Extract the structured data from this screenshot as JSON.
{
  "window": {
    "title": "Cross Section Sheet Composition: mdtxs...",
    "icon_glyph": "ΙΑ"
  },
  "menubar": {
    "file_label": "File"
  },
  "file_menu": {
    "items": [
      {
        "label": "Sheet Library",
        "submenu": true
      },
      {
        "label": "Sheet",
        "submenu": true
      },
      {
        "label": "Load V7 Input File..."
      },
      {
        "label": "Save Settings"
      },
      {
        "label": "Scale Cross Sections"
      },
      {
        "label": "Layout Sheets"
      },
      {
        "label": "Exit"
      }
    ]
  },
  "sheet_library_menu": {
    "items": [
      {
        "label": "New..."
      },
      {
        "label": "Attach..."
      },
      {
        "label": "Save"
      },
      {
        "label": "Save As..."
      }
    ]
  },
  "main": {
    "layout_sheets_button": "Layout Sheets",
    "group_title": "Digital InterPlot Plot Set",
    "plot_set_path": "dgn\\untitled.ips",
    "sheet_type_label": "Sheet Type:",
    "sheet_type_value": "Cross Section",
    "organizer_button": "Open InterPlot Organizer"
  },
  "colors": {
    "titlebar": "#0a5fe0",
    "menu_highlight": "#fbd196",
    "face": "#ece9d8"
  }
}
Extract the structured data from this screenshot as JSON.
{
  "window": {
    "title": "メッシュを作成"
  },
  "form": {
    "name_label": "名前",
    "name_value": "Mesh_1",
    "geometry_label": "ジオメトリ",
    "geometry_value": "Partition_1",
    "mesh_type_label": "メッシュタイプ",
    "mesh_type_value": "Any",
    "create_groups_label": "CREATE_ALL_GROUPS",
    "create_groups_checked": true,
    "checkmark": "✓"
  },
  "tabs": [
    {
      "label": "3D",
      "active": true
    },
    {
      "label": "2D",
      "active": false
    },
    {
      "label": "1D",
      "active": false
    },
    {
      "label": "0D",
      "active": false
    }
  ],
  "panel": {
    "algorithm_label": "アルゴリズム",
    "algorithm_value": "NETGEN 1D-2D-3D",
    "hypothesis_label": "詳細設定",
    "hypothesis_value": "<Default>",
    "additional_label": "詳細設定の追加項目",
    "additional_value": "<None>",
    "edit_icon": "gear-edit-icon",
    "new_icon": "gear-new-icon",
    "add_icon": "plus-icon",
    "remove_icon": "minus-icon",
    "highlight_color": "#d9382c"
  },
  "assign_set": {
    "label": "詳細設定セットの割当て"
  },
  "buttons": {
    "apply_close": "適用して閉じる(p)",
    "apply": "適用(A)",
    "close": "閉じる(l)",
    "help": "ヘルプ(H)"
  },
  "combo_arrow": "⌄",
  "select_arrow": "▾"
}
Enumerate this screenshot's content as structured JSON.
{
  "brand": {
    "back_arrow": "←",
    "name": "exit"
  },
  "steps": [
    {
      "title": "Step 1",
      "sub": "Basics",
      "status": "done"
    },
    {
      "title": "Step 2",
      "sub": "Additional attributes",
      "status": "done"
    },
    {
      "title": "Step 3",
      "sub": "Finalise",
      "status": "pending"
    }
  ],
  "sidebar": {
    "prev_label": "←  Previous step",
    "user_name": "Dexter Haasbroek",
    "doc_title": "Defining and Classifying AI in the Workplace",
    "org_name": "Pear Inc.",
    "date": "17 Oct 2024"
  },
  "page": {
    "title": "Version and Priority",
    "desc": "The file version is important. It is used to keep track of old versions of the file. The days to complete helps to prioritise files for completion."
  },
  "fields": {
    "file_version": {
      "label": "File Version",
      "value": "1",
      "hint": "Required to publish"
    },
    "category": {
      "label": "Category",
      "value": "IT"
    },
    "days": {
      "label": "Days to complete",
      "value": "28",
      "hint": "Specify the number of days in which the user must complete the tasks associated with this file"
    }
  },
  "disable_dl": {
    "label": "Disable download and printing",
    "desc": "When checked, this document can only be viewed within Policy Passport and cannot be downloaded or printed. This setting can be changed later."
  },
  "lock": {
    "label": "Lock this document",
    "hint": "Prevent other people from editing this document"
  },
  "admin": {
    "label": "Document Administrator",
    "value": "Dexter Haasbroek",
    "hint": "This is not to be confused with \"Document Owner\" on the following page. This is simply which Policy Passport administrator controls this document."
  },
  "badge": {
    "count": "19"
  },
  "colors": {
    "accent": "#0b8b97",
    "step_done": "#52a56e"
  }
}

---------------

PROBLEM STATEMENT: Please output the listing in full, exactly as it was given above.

OUTPUT FOR THIS EXERCISE:
Extract the structured data from this screenshot as JSON.
{
  "window": {
    "title": "Cross Section Sheet Composition: mdtxs...",
    "icon_glyph": "ΙΑ"
  },
  "menubar": {
    "file_label": "File"
  },
  "file_menu": {
    "items": [
      {
        "label": "Sheet Library",
        "submenu": true
      },
      {
        "label": "Sheet",
        "submenu": true
      },
      {
        "label": "Load V7 Input File..."
      },
      {
        "label": "Save Settings"
      },
      {
        "label": "Scale Cross Sections"
      },
      {
        "label": "Layout Sheets"
      },
      {
        "label": "Exit"
      }
    ]
  },
  "sheet_library_menu": {
    "items": [
      {
        "label": "New..."
      },
      {
        "label": "Attach..."
      },
      {
        "label": "Save"
      },
      {
        "label": "Save As..."
      }
    ]
  },
  "main": {
    "layout_sheets_button": "Layout Sheets",
    "group_title": "Digital InterPlot Plot Set",
    "plot_set_path": "dgn\\untitled.ips",
    "sheet_type_label": "Sheet Type:",
    "sheet_type_value": "Cross Section",
    "organizer_button": "Open InterPlot Organizer"
  },
  "colors": {
    "titlebar": "#0a5fe0",
    "menu_highlight": "#fbd196",
    "face": "#ece9d8"
  }
}
Extract the structured data from this screenshot as JSON.
{
  "window": {
    "title": "メッシュを作成"
  },
  "form": {
    "name_label": "名前",
    "name_value": "Mesh_1",
    "geometry_label": "ジオメトリ",
    "geometry_value": "Partition_1",
    "mesh_type_label": "メッシュタイプ",
    "mesh_type_value": "Any",
    "create_groups_label": "CREATE_ALL_GROUPS",
    "create_groups_checked": true,
    "checkmark": "✓"
  },
  "tabs": [
    {
      "label": "3D",
      "active": true
    },
    {
      "label": "2D",
      "active": false
    },
    {
      "label": "1D",
      "active": false
    },
    {
      "label": "0D",
      "active": false
    }
  ],
  "panel": {
    "algorithm_label": "アルゴリズム",
    "algorithm_value": "NETGEN 1D-2D-3D",
    "hypothesis_label": "詳細設定",
    "hypothesis_value": "<Default>",
    "additional_label": "詳細設定の追加項目",
    "additional_value": "<None>",
    "edit_icon": "gear-edit-icon",
    "new_icon": "gear-new-icon",
    "add_icon": "plus-icon",
    "remove_icon": "minus-icon",
    "highlight_color": "#d9382c"
  },
  "assign_set": {
    "label": "詳細設定セットの割当て"
  },
  "buttons": {
    "apply_close": "適用して閉じる(p)",
    "apply": "適用(A)",
    "close": "閉じる(l)",
    "help": "ヘルプ(H)"
  },
  "combo_arrow": "⌄",
  "select_arrow": "▾"
}
Enumerate this screenshot's content as structured JSON.
{
  "brand": {
    "back_arrow": "←",
    "name": "exit"
  },
  "steps": [
    {
      "title": "Step 1",
      "sub": "Basics",
      "status": "done"
    },
    {
      "title": "Step 2",
      "sub": "Additional attributes",
      "status": "done"
    },
    {
      "title": "Step 3",
      "sub": "Finalise",
      "status": "pending"
    }
  ],
  "sidebar": {
    "prev_label": "←  Previous step",
    "user_name": "Dexter Haasbroek",
    "doc_title": "Defining and Classifying AI in the Workplace",
    "org_name": "Pear Inc.",
    "date": "17 Oct 2024"
  },
  "page": {
    "title": "Version and Priority",
    "desc": "The file version is important. It is used to keep track of old versions of the file. The days to complete helps to prioritise files for completion."
  },
  "fields": {
    "file_version": {
      "label": "File Version",
      "value": "1",
      "hint": "Required to publish"
    },
    "category": {
      "label": "Category",
      "value": "IT"
    },
    "days": {
      "label": "Days to complete",
      "value": "28",
      "hint": "Specify the number of days in which the user must complete the tasks associated with this file"
    }
  },
  "disable_dl": {
    "label": "Disable download and printing",
    "desc": "When checked, this document can only be viewed within Policy Passport and cannot be downloaded or printed. This setting can be changed later."
  },
  "lock": {
    "label": "Lock this document",
    "hint": "Prevent other people from editing this document"
  },
  "admin": {
    "label": "Document Administrator",
    "value": "Dexter Haasbroek",
    "hint": "This is not to be confused with \"Document Owner\" on the following page. This is simply which Policy Passport administrator controls this document."
  },
  "badge": {
    "count": "19"
  },
  "colors": {
    "accent": "#0b8b97",
    "step_done": "#52a56e"
  }
}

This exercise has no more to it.